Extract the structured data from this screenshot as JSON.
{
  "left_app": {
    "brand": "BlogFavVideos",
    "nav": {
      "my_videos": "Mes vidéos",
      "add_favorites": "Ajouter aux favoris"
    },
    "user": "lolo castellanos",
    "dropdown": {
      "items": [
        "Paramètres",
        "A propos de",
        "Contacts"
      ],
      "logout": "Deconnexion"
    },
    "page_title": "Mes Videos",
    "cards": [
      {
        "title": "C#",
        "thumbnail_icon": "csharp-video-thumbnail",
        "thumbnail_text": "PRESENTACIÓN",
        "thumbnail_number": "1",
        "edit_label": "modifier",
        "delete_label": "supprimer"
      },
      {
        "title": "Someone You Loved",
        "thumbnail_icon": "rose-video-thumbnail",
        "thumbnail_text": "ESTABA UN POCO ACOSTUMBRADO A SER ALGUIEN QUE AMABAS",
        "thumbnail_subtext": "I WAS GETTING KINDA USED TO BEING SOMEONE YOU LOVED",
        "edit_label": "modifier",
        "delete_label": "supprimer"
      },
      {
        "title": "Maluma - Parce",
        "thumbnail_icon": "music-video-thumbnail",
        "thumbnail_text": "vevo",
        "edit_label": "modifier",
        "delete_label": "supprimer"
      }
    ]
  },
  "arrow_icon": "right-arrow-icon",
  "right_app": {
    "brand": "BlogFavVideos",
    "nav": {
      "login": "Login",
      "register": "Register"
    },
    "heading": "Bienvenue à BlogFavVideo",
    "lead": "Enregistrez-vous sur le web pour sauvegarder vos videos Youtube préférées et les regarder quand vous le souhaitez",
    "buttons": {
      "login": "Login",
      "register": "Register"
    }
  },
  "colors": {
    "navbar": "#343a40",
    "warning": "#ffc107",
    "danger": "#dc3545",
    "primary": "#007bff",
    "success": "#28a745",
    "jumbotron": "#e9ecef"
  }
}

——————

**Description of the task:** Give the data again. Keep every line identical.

**Exercise response:**
Extract the structured data from this screenshot as JSON.
{
  "left_app": {
    "brand": "BlogFavVideos",
    "nav": {
      "my_videos": "Mes vidéos",
      "add_favorites": "Ajouter aux favoris"
    },
    "user": "lolo castellanos",
    "dropdown": {
      "items": [
        "Paramètres",
        "A propos de",
        "Contacts"
      ],
      "logout": "Deconnexion"
    },
    "page_title": "Mes Videos",
    "cards": [
      {
        "title": "C#",
        "thumbnail_icon": "csharp-video-thumbnail",
        "thumbnail_text": "PRESENTACIÓN",
        "thumbnail_number": "1",
        "edit_label": "modifier",
        "delete_label": "supprimer"
      },
      {
        "title": "Someone You Loved",
        "thumbnail_icon": "rose-video-thumbnail",
        "thumbnail_text": "ESTABA UN POCO ACOSTUMBRADO A SER ALGUIEN QUE AMABAS",
        "thumbnail_subtext": "I WAS GETTING KINDA USED TO BEING SOMEONE YOU LOVED",
        "edit_label": "modifier",
        "delete_label": "supprimer"
      },
      {
        "title": "Maluma - Parce",
        "thumbnail_icon": "music-video-thumbnail",
        "thumbnail_text": "vevo",
        "edit_label": "modifier",
        "delete_label": "supprimer"
      }
    ]
  },
  "arrow_icon": "right-arrow-icon",
  "right_app": {
    "brand": "BlogFavVideos",
    "nav": {
      "login": "Login",
      "register": "Register"
    },
    "heading": "Bienvenue à BlogFavVideo",
    "lead": "Enregistrez-vous sur le web pour sauvegarder vos videos Youtube préférées et les regarder quand vous le souhaitez",
    "buttons": {
      "login": "Login",
      "register": "Register"
    }
  },
  "colors": {
    "navbar": "#343a40",
    "warning": "#ffc107",
    "danger": "#dc3545",
    "primary": "#007bff",
    "success": "#28a745",
    "jumbotron": "#e9ecef"
  }
}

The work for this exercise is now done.